The Government had to be compelled to publish these reports, going through Departmental appeals, the Information Commissioner and ultimately the Information Rights Tribunal. They finally published them 3 hours after Parliament had been prorogued, 20 months after the initial FOI, hoping to avoid Parliamentary scrutiny, and the media’s and public’s attention. And by and large, they have been successful.
This is democracy under this Government.
The fact that the Government published these heavily redacted reports on the day that Parliament prorogued, in the same manner that it published data on the deaths of all people in receipt of social security benefits just before the August Bank Holiday during last year’s summer recess, is quite frankly an utter disgrace.
The reports themselves mostly relate to the recommendations for improvements – both at local and national level – made by the reviews’ authors. Information about the individual claimants, summaries, conclusions and background information and dates has almost all been redacted. This we have been led to believe is to protect the identity of the claimant, however, in a number of cases information identifying Job Centres where individuals made their claims was not redacted.

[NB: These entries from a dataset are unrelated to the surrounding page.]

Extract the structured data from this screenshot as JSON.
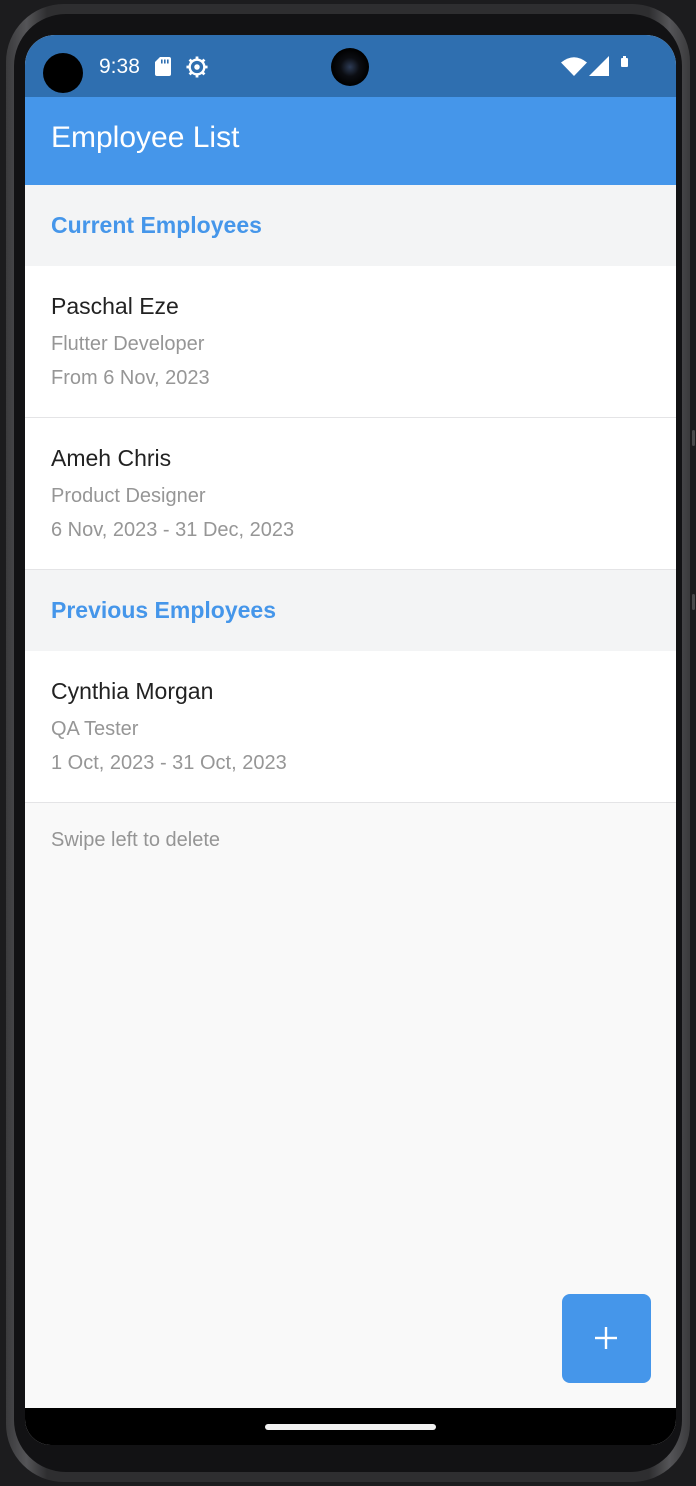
{
  "status_bar": {
    "time": "9:38",
    "icons": [
      "sd-card-icon",
      "settings-gear-icon",
      "wifi-icon",
      "cellular-signal-icon",
      "battery-icon"
    ],
    "color": "#2f6fb0"
  },
  "app_bar": {
    "title": "Employee List",
    "color": "#4596ea"
  },
  "sections": {
    "current": {
      "title": "Current Employees",
      "employees": [
        {
          "name": "Paschal Eze",
          "role": "Flutter Developer",
          "dates": "From 6 Nov, 2023"
        },
        {
          "name": "Ameh Chris",
          "role": "Product Designer",
          "dates": "6 Nov, 2023 - 31 Dec, 2023"
        }
      ]
    },
    "previous": {
      "title": "Previous Employees",
      "employees": [
        {
          "name": "Cynthia Morgan",
          "role": "QA Tester",
          "dates": "1 Oct, 2023 - 31 Oct, 2023"
        }
      ]
    }
  },
  "hint": "Swipe left to delete",
  "fab": {
    "icon": "plus-icon",
    "color": "#4596ea"
  },
  "colors": {
    "accent": "#4596ea",
    "background": "#f9f9f9",
    "secondary_text": "#969696"
  }
}
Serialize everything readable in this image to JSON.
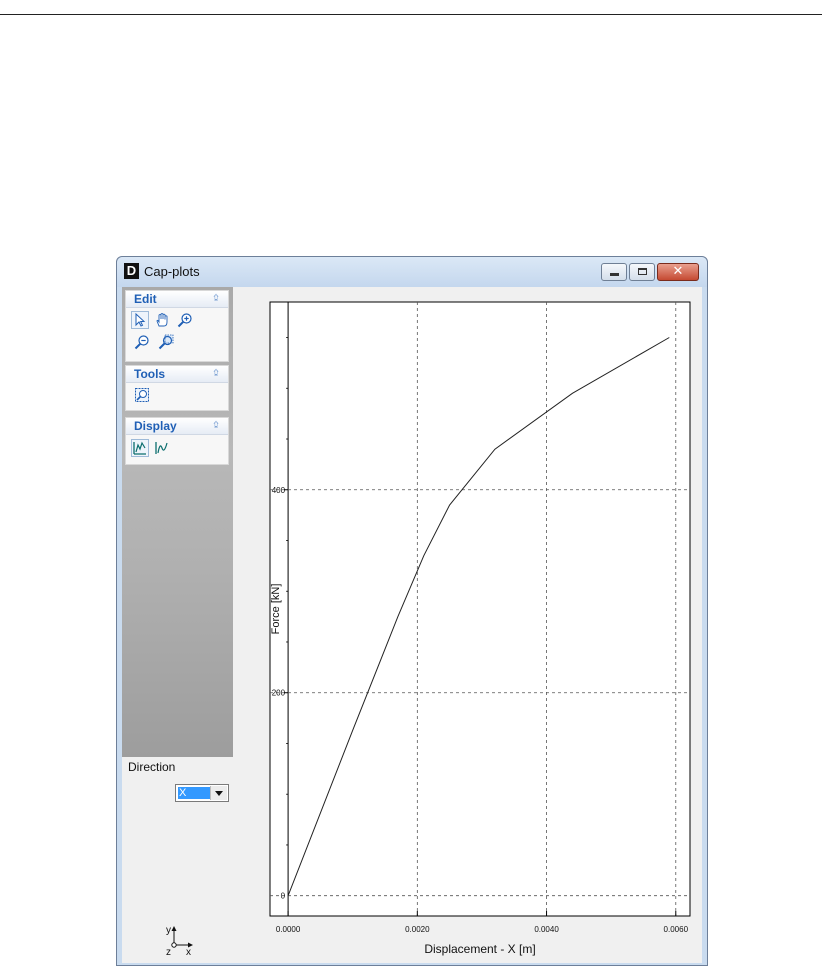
{
  "window": {
    "title": "Cap-plots",
    "app_icon_letter": "D"
  },
  "sidebar": {
    "panels": [
      {
        "title": "Edit",
        "tools": [
          "pointer-icon",
          "pan-hand-icon",
          "zoom-in-icon",
          "zoom-out-icon",
          "zoom-window-icon"
        ]
      },
      {
        "title": "Tools",
        "tools": [
          "select-region-icon"
        ]
      },
      {
        "title": "Display",
        "tools": [
          "display-values-icon",
          "display-curves-icon"
        ]
      }
    ],
    "direction_label": "Direction",
    "direction_value": "X",
    "axes_indicator": {
      "y": "y",
      "z": "z",
      "x": "x"
    }
  },
  "chart_data": {
    "type": "line",
    "xlabel": "Displacement  - X [m]",
    "ylabel": "Force [kN]",
    "xlim": [
      -0.00028,
      0.00622
    ],
    "ylim": [
      -20,
      585
    ],
    "x_ticks": [
      "0.0000",
      "0.0020",
      "0.0040",
      "0.0060"
    ],
    "x_tick_values": [
      0.0,
      0.002,
      0.004,
      0.006
    ],
    "y_ticks": [
      "0",
      "200",
      "400"
    ],
    "y_tick_values": [
      0,
      200,
      400
    ],
    "grid": true,
    "series": [
      {
        "x": [
          0.0,
          0.001,
          0.0017,
          0.0021,
          0.0025,
          0.0032,
          0.0044,
          0.0059
        ],
        "y": [
          0,
          163,
          275,
          335,
          385,
          440,
          495,
          550
        ]
      }
    ]
  }
}
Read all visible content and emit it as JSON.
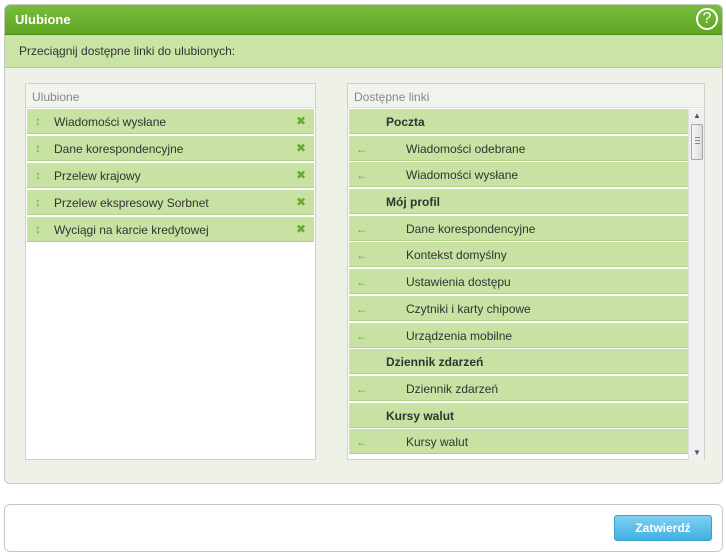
{
  "dialog": {
    "title": "Ulubione",
    "help_icon": "?",
    "instruction": "Przeciągnij dostępne linki do ulubionych:"
  },
  "favorites": {
    "header": "Ulubione",
    "drag_icon": "↕",
    "remove_icon": "✖",
    "items": [
      {
        "label": "Wiadomości wysłane"
      },
      {
        "label": "Dane korespondencyjne"
      },
      {
        "label": "Przelew krajowy"
      },
      {
        "label": "Przelew ekspresowy Sorbnet"
      },
      {
        "label": "Wyciągi na karcie kredytowej"
      }
    ]
  },
  "available": {
    "header": "Dostępne linki",
    "arrow_icon": "←",
    "items": [
      {
        "label": "Poczta",
        "group": true
      },
      {
        "label": "Wiadomości odebrane",
        "group": false
      },
      {
        "label": "Wiadomości wysłane",
        "group": false
      },
      {
        "label": "Mój profil",
        "group": true
      },
      {
        "label": "Dane korespondencyjne",
        "group": false
      },
      {
        "label": "Kontekst domyślny",
        "group": false
      },
      {
        "label": "Ustawienia dostępu",
        "group": false
      },
      {
        "label": "Czytniki i karty chipowe",
        "group": false
      },
      {
        "label": "Urządzenia mobilne",
        "group": false
      },
      {
        "label": "Dziennik zdarzeń",
        "group": true
      },
      {
        "label": "Dziennik zdarzeń",
        "group": false
      },
      {
        "label": "Kursy walut",
        "group": true
      },
      {
        "label": "Kursy walut",
        "group": false
      }
    ]
  },
  "footer": {
    "confirm_label": "Zatwierdź"
  },
  "colors": {
    "accent_green": "#6aaa34",
    "row_green": "#c7e2a2",
    "button_blue": "#3fb0e2"
  }
}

The peer reviews appear to challenge blanket claims by Ministers that there is no connection between government welfare reform policies, including the Work Capability Assessment process and new sanctions regime. I challenged the former Secretary of State directly on this at the Work and Pensions Select Committee and he denied that there had been any deaths.
However, we know from these 49 reports, 10 of the 49 peer reviewed deaths were following a sanction; and 40 of the 49 deaths related to a suicide or a suspected suicide. We also know that these deaths occurred across the country. The reports highlight widespread flaws in the handling by DWP officials of claims by ‘vulnerable’ claimants including people with mental health problems, learning difficulties or a learning disability. Several suggest that claimants who died may not have received adequate support from DWP staff handling their social security claims, indicating that the over-stretched workforce is driven by a top-down culture focused on targets. The Government’s priority has been to get claimants ‘off-flow’ with too little regard of the consequences.
Given the gravity of this matter, the Government needs to state what action has been taken to address the recommendations from these reports. I asked Chris Grayling, the Leader of the House of Commons about this yesterday in the house. You can watch my question here.
We must remember that each and every one of these reports is about a social security claimant who has lost their life. We must know if ministers made the changes recommended by the peer reviews, or if they simply ignored the lessons from these 49 tragic deaths as one of the peer reviews noted, because of the “resource implication”.
I have called for an independent body to be set up to investigate the deaths of vulnerable social security claimants.
The 2015 Work and Pensions Select Committee report ‘Sanctions Beyond the Oakley Review’ resulting from the inquiry which I initiated, recommended that the “DWP should seek to establish a body modelled on the Independent Police Complaints Commission, to conduct reviews, at the request of relatives, or automatically where no living relative remains, in all instances where an individual on an out-of-work working-age benefit dies whilst in receipt of that benefit.
“Such a model, operated within the purview of the Parliamentary and Health Service Ombudsman, should ensure that the role of all publicly-funded agencies involved in the provision of services or benefits to the individual is scrutinised, so that a learning document can be produced setting out how policy, and the service delivery pathway, can be improved at every stage.” The Government rejected this recommendation. The Secretary of State for Work and Pensions needs to look at this decision again with a view to learning lessons from every death of social security recipients.
Given that 1 in 5 of these deaths followed a sanction, Stephen Crabb, Secretary of State for Work and Pensions, should also review another recommendation from this report calling for an independent inquiry into sanctions, as well as pausing the current pilot into sanctions for people in low paid work supported through tax credits or universal credit.
Media reports have stated that since the original submission of the FoI request for publication of the peer reviews, 9 further peer reviews have been undertaken within DWP. The Government needs to confirm that number and undertake to publish the reviews’ recommendations as soon as possible.
From nearly all of the peer reviews where it is possible to tell which type of social security payments were involved, they were commissioned following deaths linked to the work capability assessment (WCA), testing eligibility for ESA. Many of those related to the WCA process were also linked to the huge reassessment programme of hundreds of thousands of long-term claimants of incapacity benefit (IB). There have been numerous calls for reform of the WCA since it was revised in 2011 ad it is clear it is not fit for purpose and needs a complete overhaul.
Like the NHS, our social security system is based on principles of inclusion, support and security for all, assuring us all of our dignity and the basics of life, should any one of us become ill or disabled, or fall on hard times. The Government would do well to remember this and should apologise to the families who have lost a loved one whilst they were meant to be supported by our social security system.